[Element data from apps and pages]

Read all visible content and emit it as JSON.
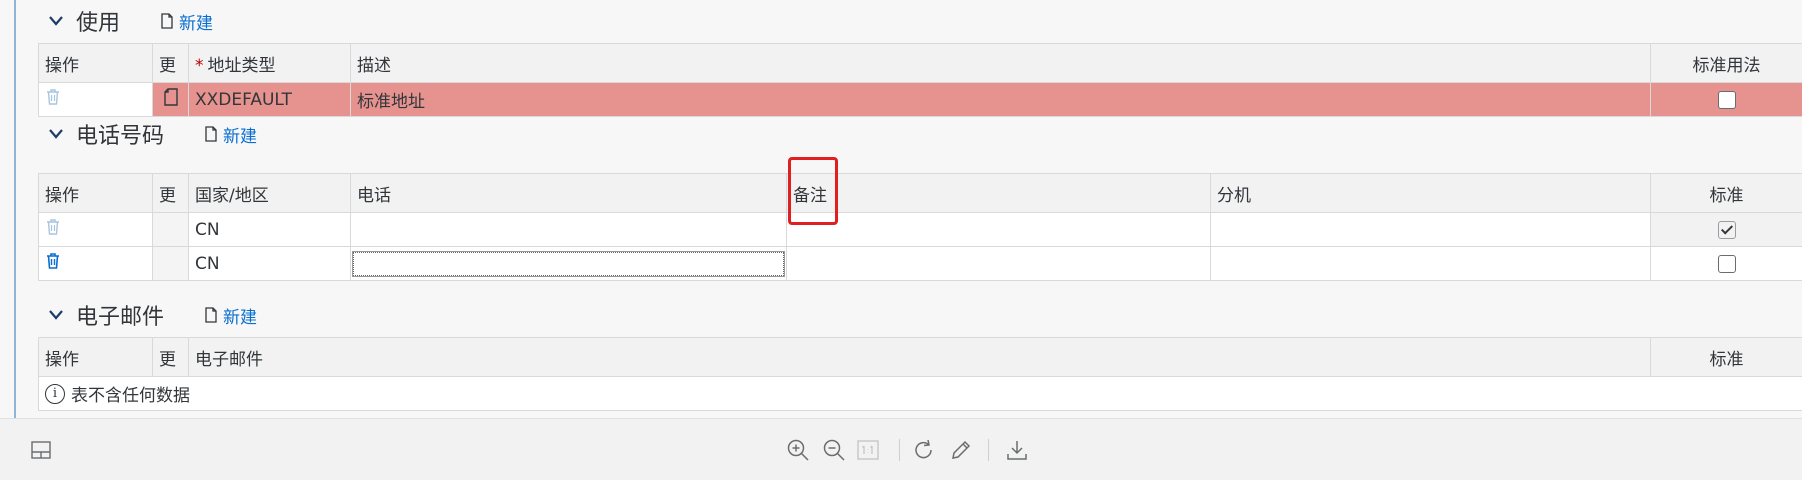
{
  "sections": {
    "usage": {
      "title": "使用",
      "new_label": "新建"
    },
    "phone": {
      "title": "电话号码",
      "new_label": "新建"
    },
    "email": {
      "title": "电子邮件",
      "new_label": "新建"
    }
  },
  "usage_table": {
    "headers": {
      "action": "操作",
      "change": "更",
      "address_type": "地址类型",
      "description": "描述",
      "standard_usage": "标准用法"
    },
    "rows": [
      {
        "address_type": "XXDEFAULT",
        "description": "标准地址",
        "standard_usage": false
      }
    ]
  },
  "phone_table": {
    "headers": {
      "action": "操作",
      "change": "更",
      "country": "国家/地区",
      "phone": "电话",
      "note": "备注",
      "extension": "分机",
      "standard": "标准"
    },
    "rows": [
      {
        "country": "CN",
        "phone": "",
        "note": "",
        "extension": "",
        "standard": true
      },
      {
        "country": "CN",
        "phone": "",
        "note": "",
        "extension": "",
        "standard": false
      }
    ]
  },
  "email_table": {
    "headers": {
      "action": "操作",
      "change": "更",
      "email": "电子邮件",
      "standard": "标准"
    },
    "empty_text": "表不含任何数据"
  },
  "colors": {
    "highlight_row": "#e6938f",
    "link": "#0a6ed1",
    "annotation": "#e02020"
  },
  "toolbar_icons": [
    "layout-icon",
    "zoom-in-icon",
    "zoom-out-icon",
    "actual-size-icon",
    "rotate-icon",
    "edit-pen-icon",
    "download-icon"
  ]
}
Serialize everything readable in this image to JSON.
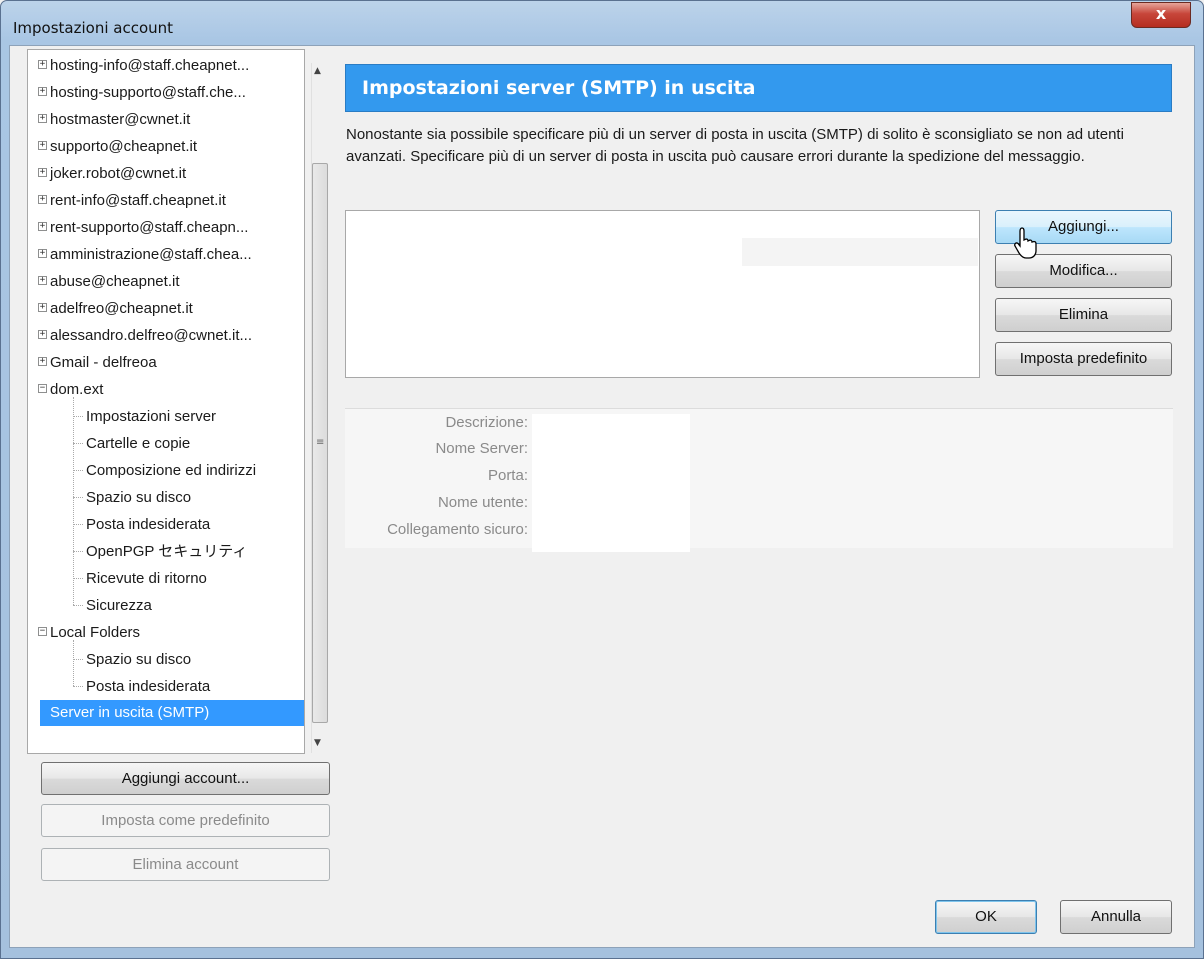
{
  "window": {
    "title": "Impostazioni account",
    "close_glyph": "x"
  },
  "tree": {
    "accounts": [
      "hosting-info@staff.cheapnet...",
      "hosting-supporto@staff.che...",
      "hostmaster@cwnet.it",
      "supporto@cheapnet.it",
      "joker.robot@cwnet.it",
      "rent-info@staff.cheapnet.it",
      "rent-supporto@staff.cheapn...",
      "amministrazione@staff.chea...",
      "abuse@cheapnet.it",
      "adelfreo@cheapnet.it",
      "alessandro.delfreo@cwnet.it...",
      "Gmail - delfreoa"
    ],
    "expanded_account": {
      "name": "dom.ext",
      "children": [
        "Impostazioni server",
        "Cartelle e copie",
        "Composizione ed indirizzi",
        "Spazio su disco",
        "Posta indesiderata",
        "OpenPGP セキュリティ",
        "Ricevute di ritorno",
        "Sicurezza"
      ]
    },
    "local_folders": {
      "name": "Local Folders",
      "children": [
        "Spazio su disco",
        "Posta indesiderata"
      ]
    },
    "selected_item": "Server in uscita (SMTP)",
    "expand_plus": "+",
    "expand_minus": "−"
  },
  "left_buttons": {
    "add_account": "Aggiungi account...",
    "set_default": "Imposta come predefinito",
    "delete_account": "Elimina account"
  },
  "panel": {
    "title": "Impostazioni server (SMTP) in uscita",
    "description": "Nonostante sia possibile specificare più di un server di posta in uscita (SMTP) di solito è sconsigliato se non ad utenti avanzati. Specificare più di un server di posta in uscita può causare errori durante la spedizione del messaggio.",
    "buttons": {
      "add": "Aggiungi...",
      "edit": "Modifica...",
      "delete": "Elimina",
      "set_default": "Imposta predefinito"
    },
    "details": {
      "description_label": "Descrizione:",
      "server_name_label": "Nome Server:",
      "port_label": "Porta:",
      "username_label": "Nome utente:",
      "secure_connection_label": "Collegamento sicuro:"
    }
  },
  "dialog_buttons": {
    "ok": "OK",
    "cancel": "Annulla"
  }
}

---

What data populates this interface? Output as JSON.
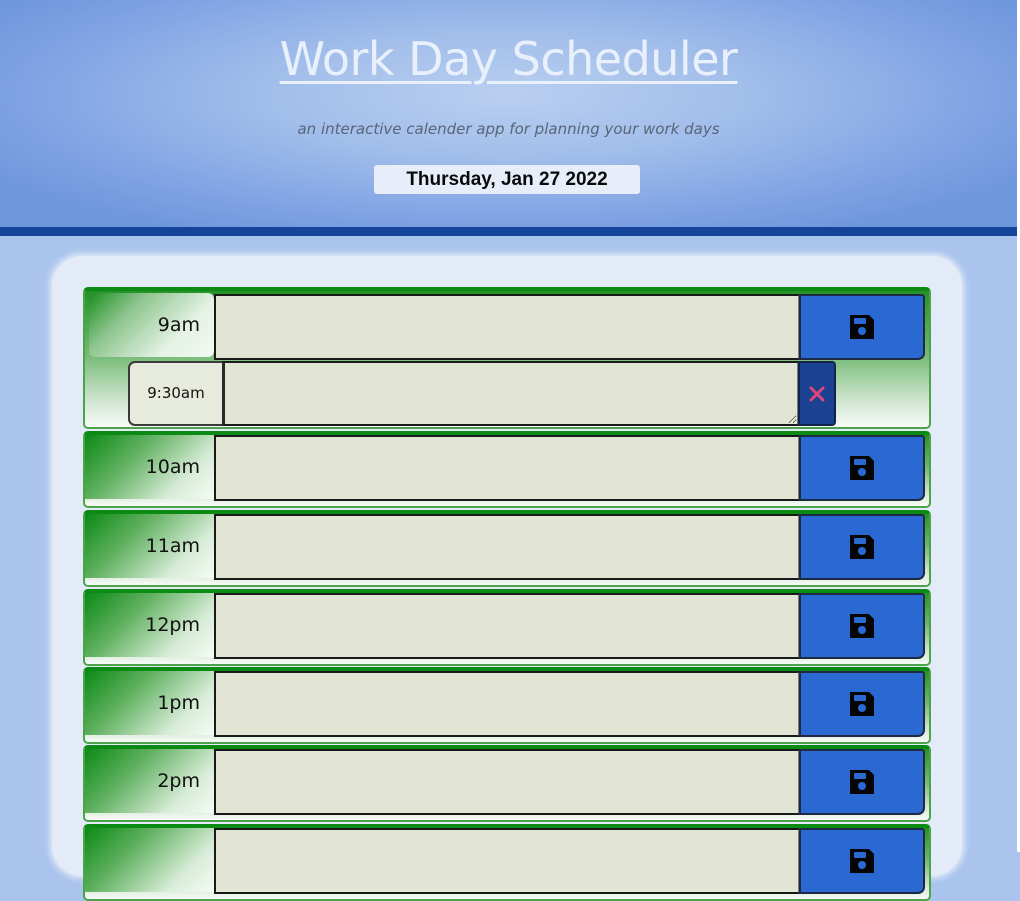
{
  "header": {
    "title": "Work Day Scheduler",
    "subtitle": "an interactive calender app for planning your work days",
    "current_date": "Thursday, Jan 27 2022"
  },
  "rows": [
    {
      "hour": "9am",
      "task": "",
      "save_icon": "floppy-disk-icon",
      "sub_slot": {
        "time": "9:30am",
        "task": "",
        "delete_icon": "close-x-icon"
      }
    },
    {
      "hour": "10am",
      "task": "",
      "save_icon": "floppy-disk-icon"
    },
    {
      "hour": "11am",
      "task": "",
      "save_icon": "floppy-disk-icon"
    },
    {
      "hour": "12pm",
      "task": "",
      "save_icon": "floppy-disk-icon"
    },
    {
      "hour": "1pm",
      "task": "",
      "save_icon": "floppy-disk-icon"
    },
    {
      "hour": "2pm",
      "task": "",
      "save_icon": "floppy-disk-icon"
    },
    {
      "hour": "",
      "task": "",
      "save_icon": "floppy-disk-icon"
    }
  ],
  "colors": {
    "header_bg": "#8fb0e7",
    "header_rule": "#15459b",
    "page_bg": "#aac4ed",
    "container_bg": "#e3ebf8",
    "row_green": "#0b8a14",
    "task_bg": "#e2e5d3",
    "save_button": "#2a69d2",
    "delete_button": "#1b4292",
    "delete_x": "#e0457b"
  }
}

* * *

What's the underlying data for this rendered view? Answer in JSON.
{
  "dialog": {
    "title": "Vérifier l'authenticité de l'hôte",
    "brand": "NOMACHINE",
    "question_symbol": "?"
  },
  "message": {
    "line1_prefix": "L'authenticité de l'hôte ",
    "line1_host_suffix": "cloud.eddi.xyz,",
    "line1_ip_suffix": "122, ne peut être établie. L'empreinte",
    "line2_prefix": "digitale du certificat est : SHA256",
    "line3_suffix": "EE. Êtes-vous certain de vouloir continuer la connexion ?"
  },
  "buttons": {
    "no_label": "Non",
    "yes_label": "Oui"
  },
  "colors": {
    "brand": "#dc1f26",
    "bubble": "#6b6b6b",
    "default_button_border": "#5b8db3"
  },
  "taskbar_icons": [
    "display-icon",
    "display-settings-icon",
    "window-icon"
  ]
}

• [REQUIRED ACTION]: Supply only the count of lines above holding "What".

• [RESULT OF THIS EXERCISE]: 2